Pennsylvania spouses who are ending their marriage often find the process to be more challenging than they anticipated. Even when both parties are in agreement that divorce is the best course of action, a strong emotional response often comes when the process actually begins. Many spouses are surprised when anger, resentment and frustrations arise, and seek a sounding board to express those feelings.
The obvious outlet for many are the friends and family who have offered their support. Having this type of network in place is an essential part of moving through with relative ease. However, it is possible to ask too much of those closest to us. In the end, the result can be damage to the relationships that are most cherished.
Friends and family often offer their support during a divorce, and there is nothing wrong with tapping into that resource when needed. However, there is a point beyond which the people closest to a divorcing spouse are simply unable to help. It is possible to ask too much, which can place an undue burden on a loved one who has his or her own life and problems to deal with.
The best way to avoid overtasking the people within one's support network is to save the heavy emotional lifting for a professional. Seek the assistance of a therapist, even if only for a short time while the divorce is in progress. A therapist is trained to listen to one's concerns, evaluate the situation and offer advice for coping with stress. Most importantly, a therapist is able to provide an objective viewpoint on one's divorce woes, and will not be negatively affected by that process. By taking this approach, Pennsylvania spouses can receive the support and guidance they need, while retaining the friendship and family bonds that are so important.

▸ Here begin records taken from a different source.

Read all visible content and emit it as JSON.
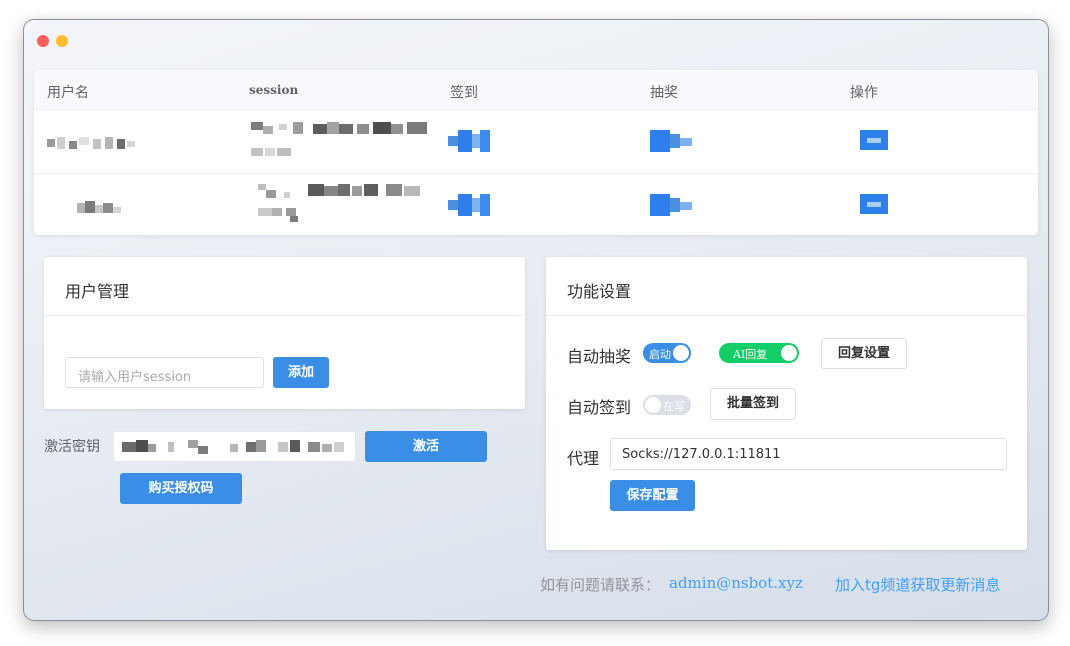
{
  "window": {
    "close_color": "#ff5f57",
    "minimize_color": "#febc2e"
  },
  "table": {
    "headers": {
      "username": "用户名",
      "session": "session",
      "checkin": "签到",
      "lottery": "抽奖",
      "action": "操作"
    },
    "rows": [
      {
        "username": "(blurred)",
        "session": "(blurred)"
      },
      {
        "username": "(blurred)",
        "session": "(blurred)"
      }
    ]
  },
  "user_mgmt": {
    "title": "用户管理",
    "session_placeholder": "请输入用户session",
    "add_label": "添加",
    "activation_label": "激活密钥",
    "activate_label": "激活",
    "buy_label": "购买授权码"
  },
  "features": {
    "title": "功能设置",
    "auto_lottery_label": "自动抽奖",
    "auto_lottery_switch_text": "启动",
    "ai_reply_switch_text": "AI回复",
    "reply_settings_label": "回复设置",
    "auto_checkin_label": "自动签到",
    "auto_checkin_switch_text": "在写",
    "batch_checkin_label": "批量签到",
    "proxy_label": "代理",
    "proxy_value": "Socks://127.0.0.1:11811",
    "save_label": "保存配置"
  },
  "footer": {
    "contact_prefix": "如有问题请联系：",
    "contact_email": "admin@nsbot.xyz",
    "tg_link": "加入tg频道获取更新消息"
  },
  "colors": {
    "primary": "#3a8ee6",
    "switch_on_blue": "#3a8ee6",
    "switch_on_green": "#13ce66",
    "switch_off": "#dcdfe6",
    "link": "#409eff"
  }
}
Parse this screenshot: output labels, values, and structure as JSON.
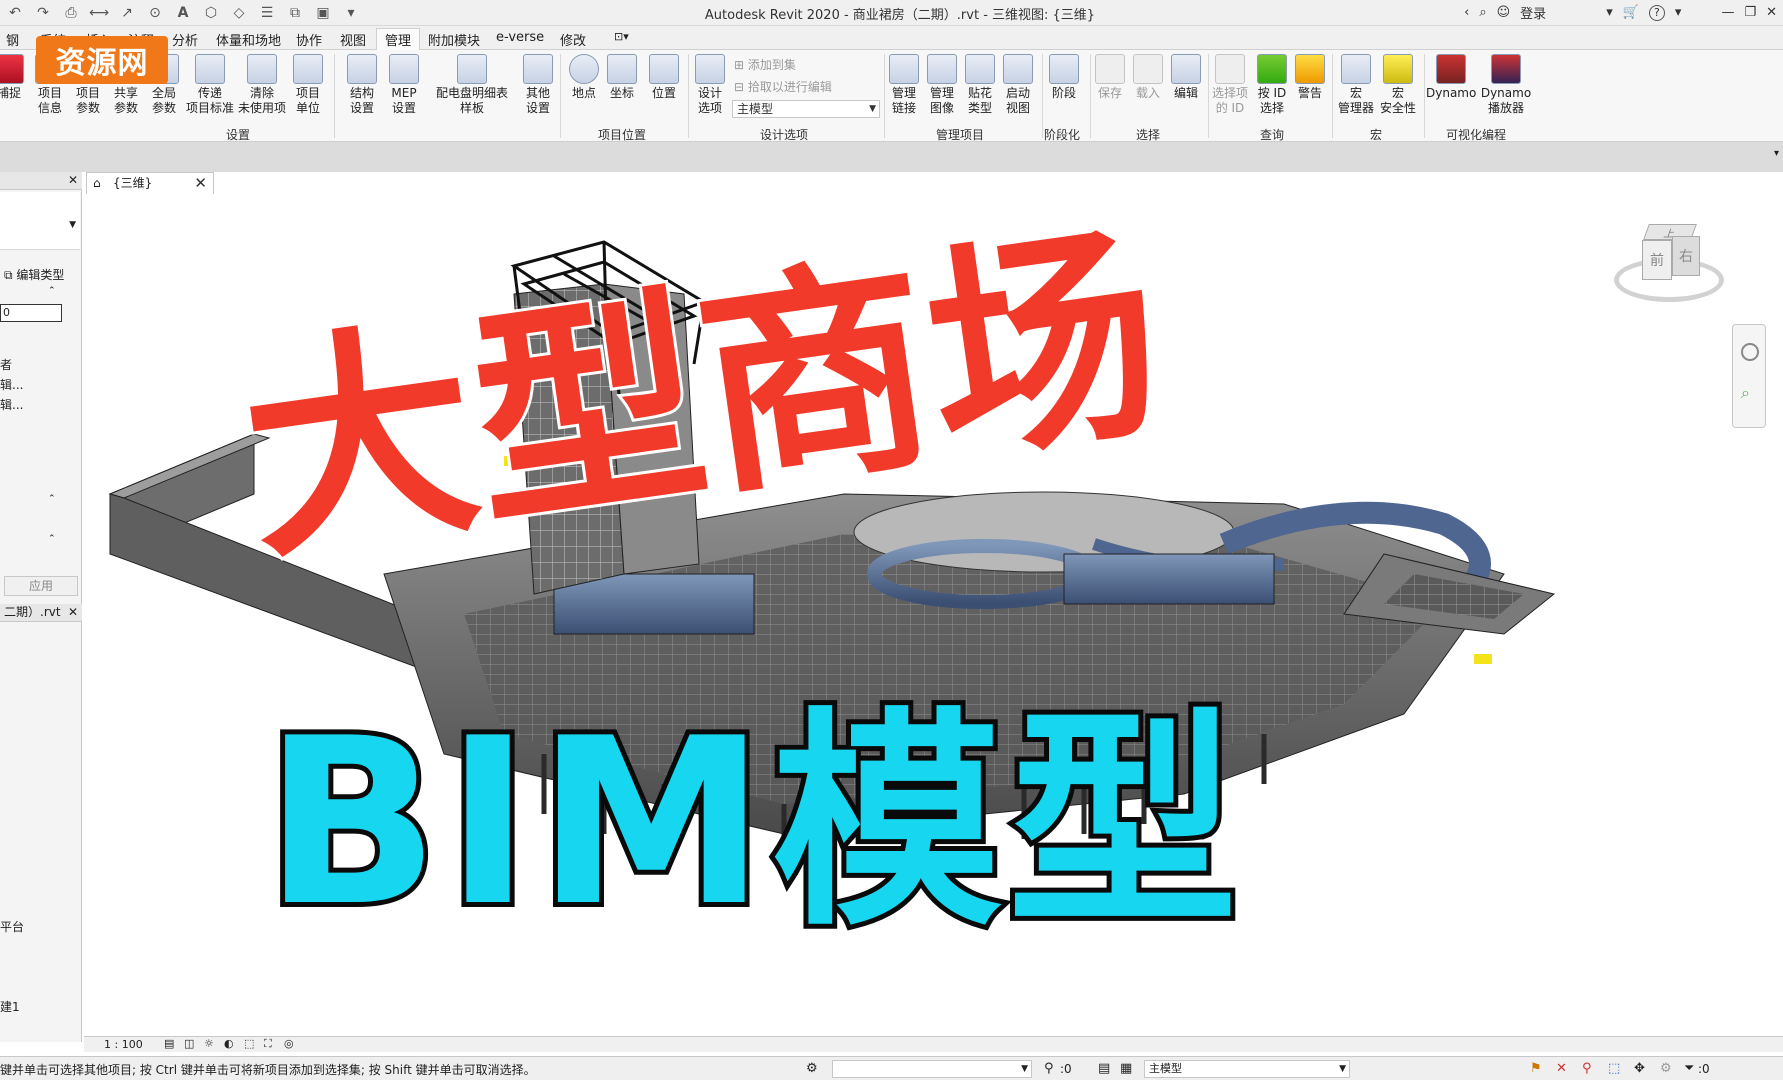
{
  "window": {
    "title": "Autodesk Revit 2020 - 商业裙房（二期）.rvt - 三维视图: {三维}",
    "login": "登录",
    "help": "?"
  },
  "menu_tabs": [
    "钢",
    "系统",
    "插入",
    "注释",
    "分析",
    "体量和场地",
    "协作",
    "视图",
    "管理",
    "附加模块",
    "e-verse",
    "修改"
  ],
  "active_tab": "管理",
  "logo_text": "资源网",
  "ribbon": {
    "left_clip": "捕捉",
    "buttons_settings": [
      {
        "label": "项目\n信息"
      },
      {
        "label": "项目\n参数"
      },
      {
        "label": "共享\n参数"
      },
      {
        "label": "全局\n参数"
      },
      {
        "label": "传递\n项目标准"
      },
      {
        "label": "清除\n未使用项"
      },
      {
        "label": "项目\n单位"
      },
      {
        "label": "结构\n设置"
      },
      {
        "label": "MEP\n设置"
      },
      {
        "label": "配电盘明细表\n样板"
      },
      {
        "label": "其他\n设置"
      }
    ],
    "group_settings": "设置",
    "buttons_location": [
      {
        "label": "地点"
      },
      {
        "label": "坐标"
      },
      {
        "label": "位置"
      }
    ],
    "group_location": "项目位置",
    "design_option": {
      "button": "设计\n选项",
      "add": "添加到集",
      "pick": "拾取以进行编辑",
      "dropdown": "主模型",
      "group": "设计选项"
    },
    "buttons_manage": [
      {
        "label": "管理\n链接"
      },
      {
        "label": "管理\n图像"
      },
      {
        "label": "贴花\n类型"
      },
      {
        "label": "启动\n视图"
      }
    ],
    "group_manage": "管理项目",
    "phase": {
      "label": "阶段",
      "group": "阶段化"
    },
    "buttons_select": [
      {
        "label": "保存"
      },
      {
        "label": "载入"
      },
      {
        "label": "编辑"
      }
    ],
    "group_select": "选择",
    "buttons_query": [
      {
        "label": "选择项\n的 ID"
      },
      {
        "label": "按 ID\n选择"
      },
      {
        "label": "警告"
      }
    ],
    "group_query": "查询",
    "buttons_macro": [
      {
        "label": "宏\n管理器"
      },
      {
        "label": "宏\n安全性"
      }
    ],
    "group_macro": "宏",
    "buttons_vp": [
      {
        "label": "Dynamo"
      },
      {
        "label": "Dynamo\n播放器"
      }
    ],
    "group_vp": "可视化编程"
  },
  "left_panel": {
    "edit_type": "编辑类型",
    "row_value": "0",
    "row_a": "者",
    "row_b": "辑...",
    "row_c": "辑...",
    "apply": "应用",
    "project_title": "二期）.rvt",
    "item1": "平台",
    "item2": "建1"
  },
  "view_tab": {
    "label": "{三维}"
  },
  "viewcube": {
    "front": "前",
    "right": "右",
    "top": "上"
  },
  "overlay": {
    "red_text": "大型商场",
    "cyan_text": "BIM模型"
  },
  "view_bar": {
    "scale": "1 : 100"
  },
  "status": {
    "text": "键并单击可选择其他项目; 按 Ctrl 键并单击可将新项目添加到选择集; 按 Shift 键并单击可取消选择。",
    "zero1": ":0",
    "model": "主模型",
    "zero2": ":0"
  }
}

Source: The Huffington Post, "5 Ways to Behave Like a Grown-Up Through Your Midlife Divorce", Abby Rodman, Sept. 21, 2014